SMITHS (capitalised once for correctness, but not to be repeated) is a newly opened spot in Spitalfields. Although it’s not really new, being an effective rebrand of the old LUXE (sic, old naming habits die hard seemingly), to share the branding of its Smithfield sibling. Cheshire high streets, beware! To be honest, I’m not 100% sure on the history or the status of John Torode's involvement (edit: he is no longer involved), but as this is a blog with no sub-editors or unpaid interns, boring facts can wait. It’s basically a reboot.
I liked the old Luxe, it was a well-executed venue with crisp branding and reasonable food and drink. Smiths is largely the same – at street level is a bar, with a restaurant upstairs and some sort of nightlife offering in the basement. Food is strikingly similar; a lot of grills and some random contemporary dishes such as braised short rib. There is some disconcertingly random geography among the starters; salads of green papaya co-exist with those of caprese, and both chicken liver parfait and spring rolls feature too.
The nuts and bolts of the place are decent. Service is especially lovely (I need to declare here that I was invited to review Smiths, so this could have been a factor) – and the grills were good. But I would not say brilliant. For an establishment known for meat (and John Torode did pitch himself as a beef expert at times) the steak wasn’t amazing. Grill temperature couldn’t have been high enough to deliver a medium-rare piece of meat like the above. It should be bristled with char and burn, not tokenistically striped like a Whopper.
With Hawksmoor up the road and St John opposite, you’d struggle attracting a high-spending clientele here at that calibre. But perhaps that’s a lazy comparison. It seems to be pitched a little lower - more heightened pub food than upmarket steakhouse although to be fair I don’t think they are stating otherwise.

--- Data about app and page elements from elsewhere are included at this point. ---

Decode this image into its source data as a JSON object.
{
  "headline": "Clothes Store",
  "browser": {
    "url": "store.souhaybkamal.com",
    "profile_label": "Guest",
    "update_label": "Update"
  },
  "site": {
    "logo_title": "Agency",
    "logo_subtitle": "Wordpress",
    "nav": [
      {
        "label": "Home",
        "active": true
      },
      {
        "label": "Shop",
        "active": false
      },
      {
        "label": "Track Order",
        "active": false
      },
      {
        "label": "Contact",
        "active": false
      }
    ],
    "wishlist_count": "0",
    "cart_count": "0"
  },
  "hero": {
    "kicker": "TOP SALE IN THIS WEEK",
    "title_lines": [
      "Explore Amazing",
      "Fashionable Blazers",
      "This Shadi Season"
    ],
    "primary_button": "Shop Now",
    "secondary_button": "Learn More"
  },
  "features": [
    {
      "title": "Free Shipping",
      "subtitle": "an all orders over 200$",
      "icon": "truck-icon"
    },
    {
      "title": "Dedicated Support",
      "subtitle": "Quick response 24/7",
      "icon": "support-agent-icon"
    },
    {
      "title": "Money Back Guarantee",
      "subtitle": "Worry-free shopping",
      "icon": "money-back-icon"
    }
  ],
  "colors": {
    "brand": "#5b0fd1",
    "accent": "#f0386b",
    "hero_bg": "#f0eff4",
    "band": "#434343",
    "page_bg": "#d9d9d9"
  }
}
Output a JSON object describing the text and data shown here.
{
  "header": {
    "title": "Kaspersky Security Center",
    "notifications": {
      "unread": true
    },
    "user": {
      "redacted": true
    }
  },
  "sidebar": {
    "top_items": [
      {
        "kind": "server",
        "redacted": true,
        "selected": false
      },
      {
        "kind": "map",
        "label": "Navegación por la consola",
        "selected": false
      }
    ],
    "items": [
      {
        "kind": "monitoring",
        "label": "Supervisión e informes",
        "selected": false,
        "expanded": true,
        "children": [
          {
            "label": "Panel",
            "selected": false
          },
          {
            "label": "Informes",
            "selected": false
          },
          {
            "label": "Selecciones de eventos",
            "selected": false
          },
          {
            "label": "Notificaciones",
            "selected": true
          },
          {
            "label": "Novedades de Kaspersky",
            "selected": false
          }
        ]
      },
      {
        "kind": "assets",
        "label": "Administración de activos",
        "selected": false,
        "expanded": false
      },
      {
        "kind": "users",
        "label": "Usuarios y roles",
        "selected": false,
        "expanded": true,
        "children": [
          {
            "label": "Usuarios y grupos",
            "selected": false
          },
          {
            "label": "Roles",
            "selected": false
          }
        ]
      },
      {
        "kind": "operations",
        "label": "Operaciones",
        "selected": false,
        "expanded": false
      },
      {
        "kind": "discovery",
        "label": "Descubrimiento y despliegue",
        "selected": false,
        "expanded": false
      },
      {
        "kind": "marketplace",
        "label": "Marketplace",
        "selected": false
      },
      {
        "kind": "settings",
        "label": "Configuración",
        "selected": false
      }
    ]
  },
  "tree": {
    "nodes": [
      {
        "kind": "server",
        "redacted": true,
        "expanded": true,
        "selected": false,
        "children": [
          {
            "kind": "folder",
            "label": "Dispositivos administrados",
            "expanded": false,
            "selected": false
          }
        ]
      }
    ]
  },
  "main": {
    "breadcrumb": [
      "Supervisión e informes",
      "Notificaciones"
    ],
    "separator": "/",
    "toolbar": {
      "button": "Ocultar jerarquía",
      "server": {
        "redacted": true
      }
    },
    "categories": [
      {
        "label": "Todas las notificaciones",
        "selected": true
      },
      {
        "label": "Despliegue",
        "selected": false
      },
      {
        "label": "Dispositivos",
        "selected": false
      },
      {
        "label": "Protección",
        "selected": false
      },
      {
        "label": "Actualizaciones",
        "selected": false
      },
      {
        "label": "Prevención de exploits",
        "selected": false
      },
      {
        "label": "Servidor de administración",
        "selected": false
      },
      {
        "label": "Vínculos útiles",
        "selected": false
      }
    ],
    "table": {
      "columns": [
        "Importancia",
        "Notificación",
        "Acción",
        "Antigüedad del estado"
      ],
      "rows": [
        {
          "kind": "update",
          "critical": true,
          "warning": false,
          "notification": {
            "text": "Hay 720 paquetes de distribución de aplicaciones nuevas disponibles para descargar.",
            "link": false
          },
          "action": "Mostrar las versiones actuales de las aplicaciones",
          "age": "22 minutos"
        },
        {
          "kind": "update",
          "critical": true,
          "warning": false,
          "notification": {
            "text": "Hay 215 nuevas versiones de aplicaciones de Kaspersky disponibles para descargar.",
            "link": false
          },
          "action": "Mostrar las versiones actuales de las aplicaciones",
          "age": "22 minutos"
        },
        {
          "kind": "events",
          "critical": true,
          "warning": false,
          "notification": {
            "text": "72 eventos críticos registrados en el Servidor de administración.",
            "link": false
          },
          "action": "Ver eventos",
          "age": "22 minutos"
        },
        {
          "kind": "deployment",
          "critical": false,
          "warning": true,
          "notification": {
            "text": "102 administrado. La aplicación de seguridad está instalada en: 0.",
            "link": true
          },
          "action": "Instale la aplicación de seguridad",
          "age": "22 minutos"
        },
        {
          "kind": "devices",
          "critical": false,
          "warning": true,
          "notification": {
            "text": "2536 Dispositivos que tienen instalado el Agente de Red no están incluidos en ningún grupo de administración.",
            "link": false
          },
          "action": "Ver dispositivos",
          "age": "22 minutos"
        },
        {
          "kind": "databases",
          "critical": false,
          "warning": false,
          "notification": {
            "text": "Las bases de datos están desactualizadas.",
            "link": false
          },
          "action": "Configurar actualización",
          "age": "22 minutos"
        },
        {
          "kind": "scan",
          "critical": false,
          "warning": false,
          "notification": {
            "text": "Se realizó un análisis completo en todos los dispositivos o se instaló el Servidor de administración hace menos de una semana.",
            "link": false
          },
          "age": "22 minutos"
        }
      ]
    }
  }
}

My venison cheese burger was reasonable – a stonkingly dense venison patty, cooked medium and with Cashel blue on top which worked well. The chips were my naughties gastro pub nightmare: massively hot, enormous roast potatoes masquerading as ‘hand-cut chips’. For fuck’s sake, it’s hardly a hard-working artisan paradise cutting a potato three ways. Good whack of salad though.
What else? Well, the cheeseboard was pretty, adorned with celery and some random sprigs of herbs.
Smiths for some reason left me a little cold, much lesser than the sum of its parts. Everything was of a good standard and the staff were excellent, but I think it was missing an originality, a character or a quirkiness to be memorable. It’s safe, dependable and so straight down the line, that in being inoffensive it renders itself towards forgettable.